The vast majority of my clients also lived in poverty and some of them in downright squalor within impoverished neighborhoods.
I sometimes had teenage clients that were much larger than me and quite frankly, I was afraid of them. They had a tendency towards violence and here I was pushing them to think and act in ways which they were resistant to.
It was emotionally rewarding work when there were breakthroughs, but also very draining and very often, not work I particularly enjoyed.
I also wasn’t very well compensated, as most social services individuals are not. So, given all of that, when I ask if something is worth my time, I have to really stop and think:
is that $100 pair of heels worth five hours of in-the-trenches, avoiding-the-filth, fearing-for-my-safety, work?
It is much easier to put something back on the shelf when it’s framed that way.
Even if you love your job, you’re still trading your time away from other things you love in order to purchase said “wants.”
Is a new $4.000 HD TV really worth trading say, 100 hours of your time away from your spouse, your children, your fur babies, your favorite vacation spot, or whatever else you may truly love?
And if you don’t have the cash to pay for that item and put it on credit?
Well, it could be even more than 100 hours then.
Hmm, food for thought.
But I’m a stay-at-home mom now, so I’m not trading my time anymore, right? I can practically hear all of my regular readers who know my backstory mumbling this under their breath.
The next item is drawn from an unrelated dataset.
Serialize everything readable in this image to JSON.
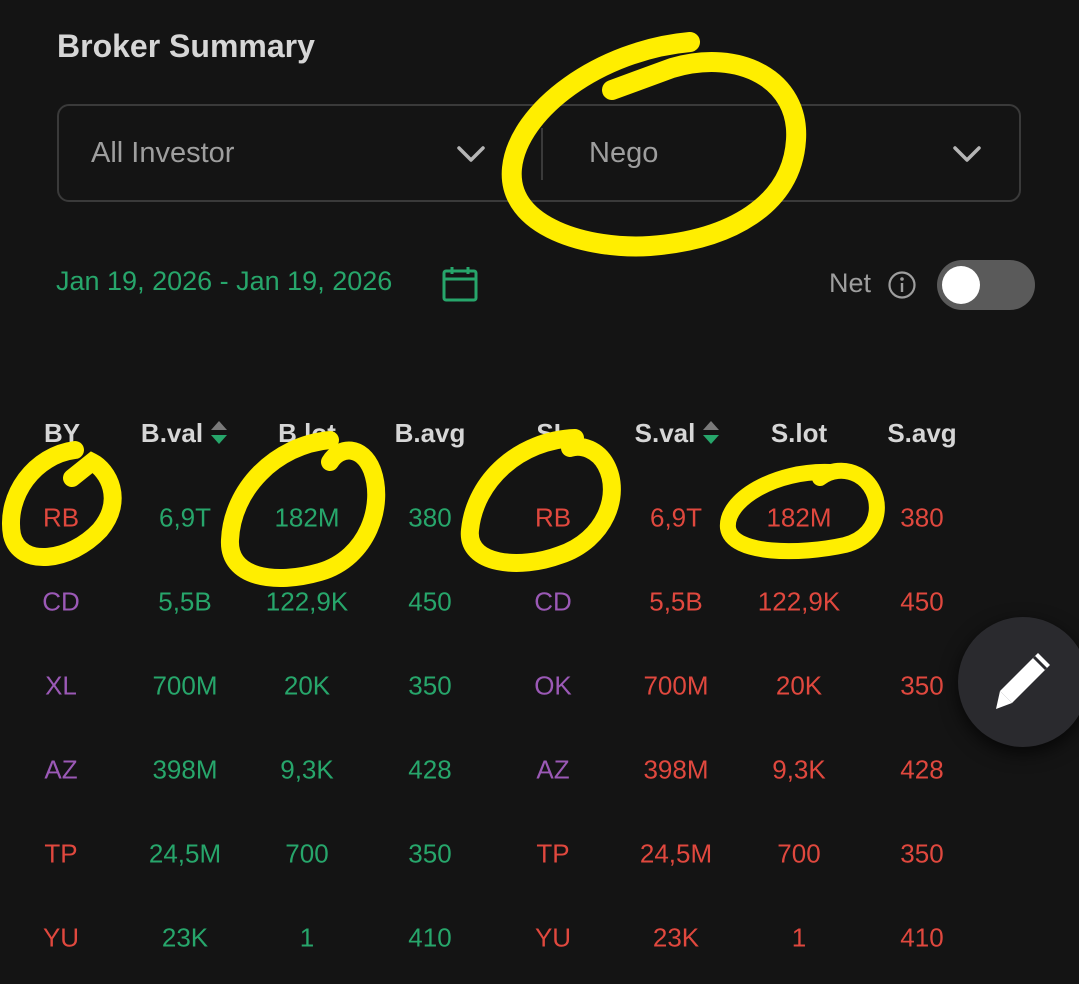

Well, that’s true, I’m not trading my time anymore. Now I’m trading my husband’s time when I spend money—and that makes me even more reluctant to spend.
I know his feelings about his job and I know where he’d like to spend his time—and where I’d like him to spend his time.
So, whenever I want for something frivolous, I now think to myself, am I willing to trade X number of hours of my husband’s time away from our family just so I can have this item?
I kinda like the guy, you know?!
So, more often than not, that answer is no.
You’re retired and don’t trade your time, you say? Well, is that item worth trading away future earnings on reinvested dividends rather than cashing them out?
Is it worth the interest you’ll lose by taking an IRA withdrawal?
Whatever your situation, find a way to measure what a purchase is costing, outside of the dollar amount, and then evaluate its worth to you. A designer handbag may be worth what the retailer is asking because of quality and brand recognition. But is the price tag worth what you will be giving up?
How about you? Do you have a way to measure your wants and determine worth before making a purchase? I would love to hear if it makes a difference in your finances!